[Page and application data records]
╔══
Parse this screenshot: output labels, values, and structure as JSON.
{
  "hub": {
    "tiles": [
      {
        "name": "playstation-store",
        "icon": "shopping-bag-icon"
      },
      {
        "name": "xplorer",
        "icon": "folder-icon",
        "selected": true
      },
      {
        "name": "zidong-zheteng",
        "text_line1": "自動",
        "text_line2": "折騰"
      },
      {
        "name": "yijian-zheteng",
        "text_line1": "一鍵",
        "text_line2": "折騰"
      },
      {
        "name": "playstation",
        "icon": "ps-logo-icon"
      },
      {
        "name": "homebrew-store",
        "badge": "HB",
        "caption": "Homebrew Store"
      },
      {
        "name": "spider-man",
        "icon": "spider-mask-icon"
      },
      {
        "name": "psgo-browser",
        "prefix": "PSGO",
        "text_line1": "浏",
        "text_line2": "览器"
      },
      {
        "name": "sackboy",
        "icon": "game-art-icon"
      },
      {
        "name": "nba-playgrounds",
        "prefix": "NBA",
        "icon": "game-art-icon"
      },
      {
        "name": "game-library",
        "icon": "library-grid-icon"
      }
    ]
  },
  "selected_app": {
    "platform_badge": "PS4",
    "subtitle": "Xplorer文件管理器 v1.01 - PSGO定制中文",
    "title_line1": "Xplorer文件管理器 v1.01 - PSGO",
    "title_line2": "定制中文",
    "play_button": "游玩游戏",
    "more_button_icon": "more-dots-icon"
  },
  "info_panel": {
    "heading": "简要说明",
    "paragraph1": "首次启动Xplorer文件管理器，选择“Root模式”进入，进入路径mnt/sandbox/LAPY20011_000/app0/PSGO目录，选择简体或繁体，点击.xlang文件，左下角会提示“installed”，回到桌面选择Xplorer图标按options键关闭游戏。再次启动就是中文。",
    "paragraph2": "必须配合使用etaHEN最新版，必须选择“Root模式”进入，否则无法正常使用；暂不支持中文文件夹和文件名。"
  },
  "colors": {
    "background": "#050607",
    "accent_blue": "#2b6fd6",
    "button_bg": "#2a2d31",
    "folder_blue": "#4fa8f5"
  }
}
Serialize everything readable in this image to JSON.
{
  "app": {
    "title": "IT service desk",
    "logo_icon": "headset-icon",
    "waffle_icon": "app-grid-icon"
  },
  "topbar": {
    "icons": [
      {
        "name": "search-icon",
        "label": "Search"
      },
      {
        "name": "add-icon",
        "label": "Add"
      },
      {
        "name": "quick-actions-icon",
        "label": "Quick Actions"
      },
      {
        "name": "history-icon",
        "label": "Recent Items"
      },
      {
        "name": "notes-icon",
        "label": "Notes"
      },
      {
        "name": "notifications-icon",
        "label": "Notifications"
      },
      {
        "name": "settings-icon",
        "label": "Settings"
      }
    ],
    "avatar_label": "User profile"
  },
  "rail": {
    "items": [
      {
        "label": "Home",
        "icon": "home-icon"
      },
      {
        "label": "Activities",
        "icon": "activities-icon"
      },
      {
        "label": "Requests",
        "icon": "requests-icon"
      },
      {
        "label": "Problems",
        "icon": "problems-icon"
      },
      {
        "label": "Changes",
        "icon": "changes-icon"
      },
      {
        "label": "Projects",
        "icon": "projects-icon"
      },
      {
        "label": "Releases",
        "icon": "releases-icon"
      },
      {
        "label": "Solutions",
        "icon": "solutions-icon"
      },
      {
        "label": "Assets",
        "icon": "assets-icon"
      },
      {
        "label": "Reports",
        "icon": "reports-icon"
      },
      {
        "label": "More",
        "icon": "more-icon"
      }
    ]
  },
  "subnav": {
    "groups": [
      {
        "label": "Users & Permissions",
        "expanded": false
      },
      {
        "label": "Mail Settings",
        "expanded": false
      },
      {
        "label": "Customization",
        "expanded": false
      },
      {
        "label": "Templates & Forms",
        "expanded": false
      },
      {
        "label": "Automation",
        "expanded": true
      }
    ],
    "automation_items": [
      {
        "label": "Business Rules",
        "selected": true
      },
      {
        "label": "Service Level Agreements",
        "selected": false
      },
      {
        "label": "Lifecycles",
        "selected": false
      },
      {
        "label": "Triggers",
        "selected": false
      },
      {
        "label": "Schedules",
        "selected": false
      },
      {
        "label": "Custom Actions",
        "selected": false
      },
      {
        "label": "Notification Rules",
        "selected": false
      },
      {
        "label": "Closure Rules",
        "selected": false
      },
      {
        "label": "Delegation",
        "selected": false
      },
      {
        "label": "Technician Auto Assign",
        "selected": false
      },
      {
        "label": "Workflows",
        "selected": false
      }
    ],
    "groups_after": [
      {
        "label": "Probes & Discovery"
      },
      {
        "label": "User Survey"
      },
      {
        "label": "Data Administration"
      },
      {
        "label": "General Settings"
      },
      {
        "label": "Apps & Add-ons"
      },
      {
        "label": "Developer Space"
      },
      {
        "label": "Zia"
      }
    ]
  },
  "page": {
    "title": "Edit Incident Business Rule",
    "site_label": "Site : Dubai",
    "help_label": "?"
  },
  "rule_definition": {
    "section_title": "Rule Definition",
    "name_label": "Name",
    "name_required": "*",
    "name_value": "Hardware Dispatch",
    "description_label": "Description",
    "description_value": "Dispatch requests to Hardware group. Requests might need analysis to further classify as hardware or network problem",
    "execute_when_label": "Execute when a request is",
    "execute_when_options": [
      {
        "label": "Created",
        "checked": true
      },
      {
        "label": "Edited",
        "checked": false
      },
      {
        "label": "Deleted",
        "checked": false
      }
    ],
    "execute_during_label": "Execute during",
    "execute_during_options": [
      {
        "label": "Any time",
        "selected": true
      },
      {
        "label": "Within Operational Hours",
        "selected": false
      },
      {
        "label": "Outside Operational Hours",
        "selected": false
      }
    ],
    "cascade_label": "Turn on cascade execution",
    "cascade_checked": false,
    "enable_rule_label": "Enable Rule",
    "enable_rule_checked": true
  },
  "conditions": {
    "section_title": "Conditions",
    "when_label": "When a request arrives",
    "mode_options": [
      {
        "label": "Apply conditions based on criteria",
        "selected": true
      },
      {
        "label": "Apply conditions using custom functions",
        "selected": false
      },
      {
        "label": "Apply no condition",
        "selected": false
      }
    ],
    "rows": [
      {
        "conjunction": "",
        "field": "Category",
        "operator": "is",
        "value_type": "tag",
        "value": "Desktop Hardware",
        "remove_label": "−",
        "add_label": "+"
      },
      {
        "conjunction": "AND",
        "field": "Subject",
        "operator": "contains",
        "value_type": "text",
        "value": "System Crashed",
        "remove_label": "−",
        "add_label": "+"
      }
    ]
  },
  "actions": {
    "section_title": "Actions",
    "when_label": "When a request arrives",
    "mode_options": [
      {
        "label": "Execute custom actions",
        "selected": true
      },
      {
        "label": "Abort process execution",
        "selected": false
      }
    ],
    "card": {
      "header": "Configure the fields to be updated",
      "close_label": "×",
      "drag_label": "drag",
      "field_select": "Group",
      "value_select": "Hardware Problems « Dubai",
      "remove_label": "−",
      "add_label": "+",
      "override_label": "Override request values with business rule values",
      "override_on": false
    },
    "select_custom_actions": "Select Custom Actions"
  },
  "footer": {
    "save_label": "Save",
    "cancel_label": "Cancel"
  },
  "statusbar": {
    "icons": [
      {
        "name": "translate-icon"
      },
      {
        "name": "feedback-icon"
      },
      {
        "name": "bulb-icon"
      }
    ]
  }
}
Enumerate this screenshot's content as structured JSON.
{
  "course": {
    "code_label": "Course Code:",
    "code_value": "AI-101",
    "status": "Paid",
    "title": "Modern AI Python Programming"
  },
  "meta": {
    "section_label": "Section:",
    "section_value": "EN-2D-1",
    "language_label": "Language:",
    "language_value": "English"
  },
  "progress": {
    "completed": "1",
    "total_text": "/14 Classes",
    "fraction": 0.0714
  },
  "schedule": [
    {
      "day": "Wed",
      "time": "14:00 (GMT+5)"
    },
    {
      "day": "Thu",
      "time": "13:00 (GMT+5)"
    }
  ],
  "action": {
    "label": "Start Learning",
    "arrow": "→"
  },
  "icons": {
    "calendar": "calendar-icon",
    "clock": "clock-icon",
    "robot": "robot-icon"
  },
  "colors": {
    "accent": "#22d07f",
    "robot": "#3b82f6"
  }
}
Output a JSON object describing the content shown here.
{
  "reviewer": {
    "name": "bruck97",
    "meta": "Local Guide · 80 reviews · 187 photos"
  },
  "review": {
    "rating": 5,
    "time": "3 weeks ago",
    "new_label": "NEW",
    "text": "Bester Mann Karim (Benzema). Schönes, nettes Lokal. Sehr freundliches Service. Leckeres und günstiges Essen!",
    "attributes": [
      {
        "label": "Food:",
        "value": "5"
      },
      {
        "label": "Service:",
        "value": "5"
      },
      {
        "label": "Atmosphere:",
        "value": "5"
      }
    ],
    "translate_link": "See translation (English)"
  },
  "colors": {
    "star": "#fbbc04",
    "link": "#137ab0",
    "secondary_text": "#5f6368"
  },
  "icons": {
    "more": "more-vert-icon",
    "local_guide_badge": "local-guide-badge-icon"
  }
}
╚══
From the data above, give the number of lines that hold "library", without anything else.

**Response**
2